When Alescia Richardson began practicing 13 years ago, she said there were about 21 midwives with hospital privileges in the community. By her count, there will soon be less than 10.
Richardson, co-owner of the West Coast Health Collective, described the situation as a “significant loss.”
“It’s becoming quite the tragedy … If we don’t have the numbers, we definitely can’t be offering (homebirth) safely.”
According to Statistics Canada, non-hospital births saw a “sharp increase” during the COVID-19 pandemic, representing more than two per cent of all births in 2020.
The demand for midwives has increased, said Richardson, but local practices are now finding themselves unable to hire new recruits. Midwives were “overworked and undercompensated” before the pandemic and on call around the clock every day of the week, she explained, but it’s gotten worse.
“We’re not just delivering babies, we’re doing home visit and we’re doing clinic,” she said.
“The burnout rate is traditionally five or six years, and we’ve seen midwives stopping the career after one and two years because the demand is so high.”
According to the provincial government, expanding midwifery in B.C. is a “high priority.”

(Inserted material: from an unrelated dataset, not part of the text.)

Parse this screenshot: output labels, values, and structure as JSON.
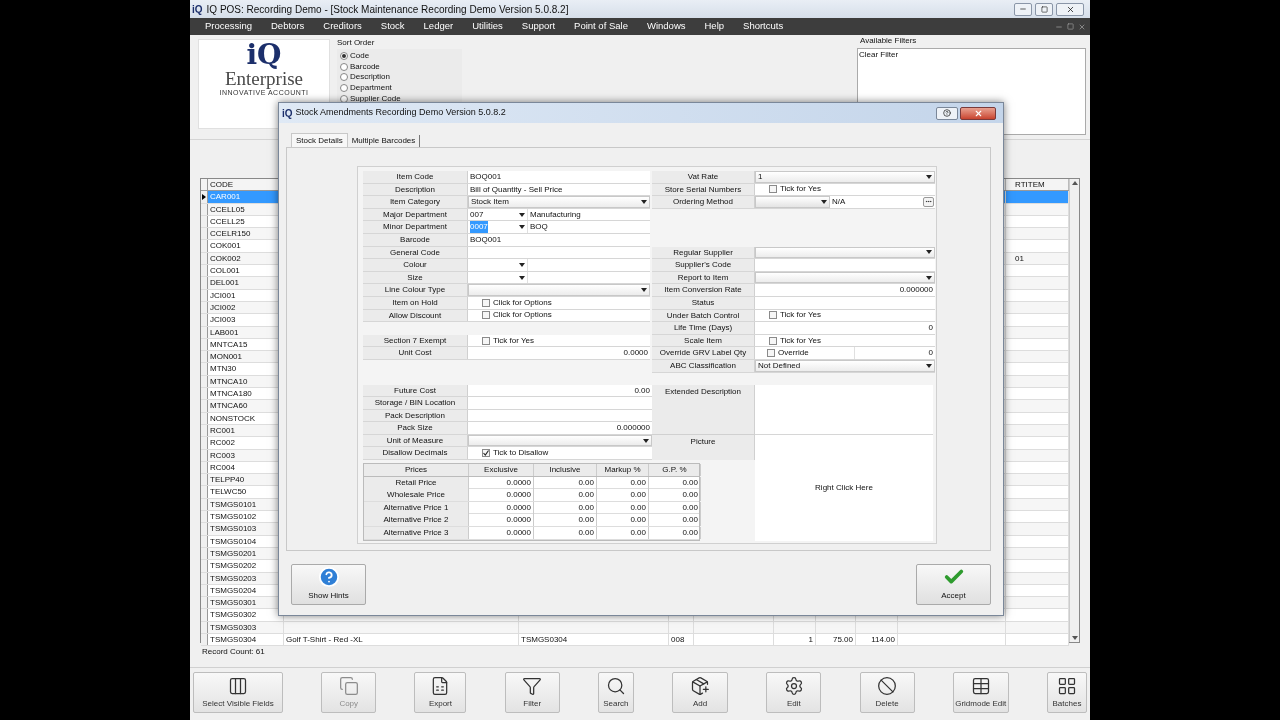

Adrian Dix said since he became health minister, the number of midwives has increased from 331 registrants to 504 across the province. The Ministry of Health has added training spaces at the University of British Columbia and reduced the amount of time nurses need to become midwives, he added.
“Can we do more? Of course,” he told Global News. “But it does mean we’ve never seen such a focus on midwifery, the importance of midwifery and its central role in our health-care system.”
When it comes to increasing compensation for midwives, Dix said “bargaining issues are typically dealt with at the bargaining table.”
Bernice Budz, executive director of the Midwives Association of BC, said better compensation, benefits and vacation packages are critical to the health of the profession. She said the last time she checked there were 25 midwife vacancies within the Fraser Health Authority alone.
“With the growing shortage of family doctors, midwives can be a solution and be a support to people to help in covering the care that people are needing,” she said.
“We know there are a number of communities that are really struggling to have maternity services, and in some places the only provider is a midwife.”
Abbotsford mother Jaydene Freund has delivered all four of her children with midwives. She said she feels “lucky” midwifery care was very accessible at the time she had each of her babies.
“Women that choose a homebirth, they do it because they feel safer birthing at home. They have two medical professionals there to support them,” she explained.
“Through so many births, when the mom’s focusing on holding their baby, sometimes the only person there to really hold and support the mother is their midwife. To not have that option … would just be so devastating.”
Freund said midwives deserve “all the respect in the world,” and a “whole lot more love and support” from the government than they’ve received in the past few years.